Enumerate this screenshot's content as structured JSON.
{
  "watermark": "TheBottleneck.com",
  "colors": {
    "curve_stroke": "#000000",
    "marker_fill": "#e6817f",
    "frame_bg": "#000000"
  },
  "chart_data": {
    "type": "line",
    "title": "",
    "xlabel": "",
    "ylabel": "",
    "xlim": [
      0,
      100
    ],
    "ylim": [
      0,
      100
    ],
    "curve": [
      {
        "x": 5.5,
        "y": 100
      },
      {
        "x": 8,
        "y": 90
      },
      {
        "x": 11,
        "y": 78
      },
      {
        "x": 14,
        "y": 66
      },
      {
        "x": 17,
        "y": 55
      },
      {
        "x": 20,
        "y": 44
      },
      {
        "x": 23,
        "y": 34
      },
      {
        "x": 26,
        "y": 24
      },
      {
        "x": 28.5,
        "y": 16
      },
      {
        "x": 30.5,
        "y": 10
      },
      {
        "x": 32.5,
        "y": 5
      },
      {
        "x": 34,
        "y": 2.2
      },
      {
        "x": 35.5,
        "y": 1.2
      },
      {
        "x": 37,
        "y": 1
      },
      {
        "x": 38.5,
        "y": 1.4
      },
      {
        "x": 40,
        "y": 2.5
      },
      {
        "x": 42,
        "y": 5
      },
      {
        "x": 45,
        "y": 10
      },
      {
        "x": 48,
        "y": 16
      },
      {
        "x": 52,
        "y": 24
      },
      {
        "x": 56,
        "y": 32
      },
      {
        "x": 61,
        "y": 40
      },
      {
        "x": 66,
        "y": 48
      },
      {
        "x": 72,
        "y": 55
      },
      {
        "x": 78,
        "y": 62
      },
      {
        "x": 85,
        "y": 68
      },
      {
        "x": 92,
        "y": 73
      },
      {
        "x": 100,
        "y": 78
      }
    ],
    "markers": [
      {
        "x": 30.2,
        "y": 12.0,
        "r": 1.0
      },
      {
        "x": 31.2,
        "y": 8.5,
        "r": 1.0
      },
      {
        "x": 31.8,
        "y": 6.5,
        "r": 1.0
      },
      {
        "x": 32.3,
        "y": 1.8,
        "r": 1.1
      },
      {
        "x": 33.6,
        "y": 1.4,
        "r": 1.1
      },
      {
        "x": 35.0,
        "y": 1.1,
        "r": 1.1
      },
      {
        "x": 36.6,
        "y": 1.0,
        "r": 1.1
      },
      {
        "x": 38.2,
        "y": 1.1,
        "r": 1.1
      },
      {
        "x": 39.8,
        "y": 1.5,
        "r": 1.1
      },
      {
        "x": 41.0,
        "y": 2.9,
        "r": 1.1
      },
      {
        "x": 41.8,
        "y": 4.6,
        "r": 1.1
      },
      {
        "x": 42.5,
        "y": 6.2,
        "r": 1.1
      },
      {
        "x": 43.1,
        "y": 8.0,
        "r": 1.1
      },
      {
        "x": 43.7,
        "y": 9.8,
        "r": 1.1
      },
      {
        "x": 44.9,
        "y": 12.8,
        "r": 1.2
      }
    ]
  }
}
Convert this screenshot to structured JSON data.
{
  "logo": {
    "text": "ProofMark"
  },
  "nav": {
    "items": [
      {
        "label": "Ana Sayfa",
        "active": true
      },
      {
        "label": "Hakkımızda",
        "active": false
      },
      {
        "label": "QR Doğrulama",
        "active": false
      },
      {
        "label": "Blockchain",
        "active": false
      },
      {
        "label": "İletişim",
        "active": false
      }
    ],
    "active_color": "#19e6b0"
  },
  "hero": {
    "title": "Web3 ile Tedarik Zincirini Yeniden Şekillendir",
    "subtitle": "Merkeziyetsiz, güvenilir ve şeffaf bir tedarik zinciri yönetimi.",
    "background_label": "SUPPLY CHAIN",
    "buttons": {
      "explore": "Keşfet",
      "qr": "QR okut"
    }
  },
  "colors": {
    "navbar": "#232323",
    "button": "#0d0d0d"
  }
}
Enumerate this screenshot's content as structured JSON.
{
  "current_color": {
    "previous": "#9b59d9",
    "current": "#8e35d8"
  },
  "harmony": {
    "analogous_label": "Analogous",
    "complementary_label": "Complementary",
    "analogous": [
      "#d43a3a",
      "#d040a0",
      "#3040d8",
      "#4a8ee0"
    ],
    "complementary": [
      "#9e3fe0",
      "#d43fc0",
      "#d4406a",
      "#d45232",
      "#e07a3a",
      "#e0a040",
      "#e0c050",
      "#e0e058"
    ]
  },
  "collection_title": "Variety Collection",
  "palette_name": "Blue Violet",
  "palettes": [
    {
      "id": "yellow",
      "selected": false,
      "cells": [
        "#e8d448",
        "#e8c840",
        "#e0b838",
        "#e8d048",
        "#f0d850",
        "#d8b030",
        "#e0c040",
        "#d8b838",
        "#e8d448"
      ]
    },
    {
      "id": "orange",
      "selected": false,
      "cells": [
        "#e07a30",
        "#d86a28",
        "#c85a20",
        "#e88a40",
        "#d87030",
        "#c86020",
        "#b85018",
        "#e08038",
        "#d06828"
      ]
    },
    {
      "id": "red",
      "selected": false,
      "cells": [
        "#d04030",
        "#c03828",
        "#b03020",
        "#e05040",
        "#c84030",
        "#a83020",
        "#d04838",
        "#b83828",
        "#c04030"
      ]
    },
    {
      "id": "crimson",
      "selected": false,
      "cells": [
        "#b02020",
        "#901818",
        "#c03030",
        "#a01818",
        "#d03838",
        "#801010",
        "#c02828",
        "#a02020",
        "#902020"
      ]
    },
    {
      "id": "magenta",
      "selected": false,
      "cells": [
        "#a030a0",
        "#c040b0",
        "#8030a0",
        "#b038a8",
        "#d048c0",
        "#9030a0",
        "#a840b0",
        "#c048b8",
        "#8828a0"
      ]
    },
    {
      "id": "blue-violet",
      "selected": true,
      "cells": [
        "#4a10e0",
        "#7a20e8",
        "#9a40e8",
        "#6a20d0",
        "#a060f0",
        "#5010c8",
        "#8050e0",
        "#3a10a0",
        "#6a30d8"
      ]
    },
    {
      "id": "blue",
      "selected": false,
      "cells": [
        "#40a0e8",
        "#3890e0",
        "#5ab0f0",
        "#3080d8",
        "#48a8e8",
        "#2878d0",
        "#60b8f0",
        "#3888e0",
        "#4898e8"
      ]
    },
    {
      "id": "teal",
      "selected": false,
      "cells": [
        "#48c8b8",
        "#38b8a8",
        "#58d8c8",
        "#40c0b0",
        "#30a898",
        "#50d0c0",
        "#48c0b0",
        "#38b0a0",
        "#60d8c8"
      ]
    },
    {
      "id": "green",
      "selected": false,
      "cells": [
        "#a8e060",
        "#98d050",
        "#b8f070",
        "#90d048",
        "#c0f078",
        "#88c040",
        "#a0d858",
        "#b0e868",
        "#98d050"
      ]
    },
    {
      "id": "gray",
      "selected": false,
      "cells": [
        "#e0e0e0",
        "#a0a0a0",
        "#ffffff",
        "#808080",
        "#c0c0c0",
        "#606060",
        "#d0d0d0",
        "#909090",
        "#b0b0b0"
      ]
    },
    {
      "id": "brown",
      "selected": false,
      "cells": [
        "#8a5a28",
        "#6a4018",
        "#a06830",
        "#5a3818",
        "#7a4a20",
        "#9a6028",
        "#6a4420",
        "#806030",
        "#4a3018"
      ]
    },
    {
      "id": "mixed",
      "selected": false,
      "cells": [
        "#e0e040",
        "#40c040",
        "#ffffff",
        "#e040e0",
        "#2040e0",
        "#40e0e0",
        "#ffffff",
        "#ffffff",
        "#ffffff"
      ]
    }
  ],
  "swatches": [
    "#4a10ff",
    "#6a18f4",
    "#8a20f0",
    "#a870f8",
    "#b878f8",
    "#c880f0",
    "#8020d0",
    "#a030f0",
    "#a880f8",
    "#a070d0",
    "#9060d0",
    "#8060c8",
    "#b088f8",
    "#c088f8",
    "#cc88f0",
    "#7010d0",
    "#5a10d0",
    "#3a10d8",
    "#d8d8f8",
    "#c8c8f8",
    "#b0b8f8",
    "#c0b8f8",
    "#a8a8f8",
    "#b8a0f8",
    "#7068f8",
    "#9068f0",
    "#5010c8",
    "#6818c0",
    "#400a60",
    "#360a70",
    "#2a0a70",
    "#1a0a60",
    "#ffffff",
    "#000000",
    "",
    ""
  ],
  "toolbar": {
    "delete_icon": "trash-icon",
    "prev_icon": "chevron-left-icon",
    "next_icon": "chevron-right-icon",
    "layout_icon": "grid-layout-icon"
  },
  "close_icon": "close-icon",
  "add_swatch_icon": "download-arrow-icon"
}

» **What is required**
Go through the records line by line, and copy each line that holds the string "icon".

» **Finished exercise**
    "delete_icon": "trash-icon",
    "prev_icon": "chevron-left-icon",
    "next_icon": "chevron-right-icon",
    "layout_icon": "grid-layout-icon"
  "close_icon": "close-icon",
  "add_swatch_icon": "download-arrow-icon"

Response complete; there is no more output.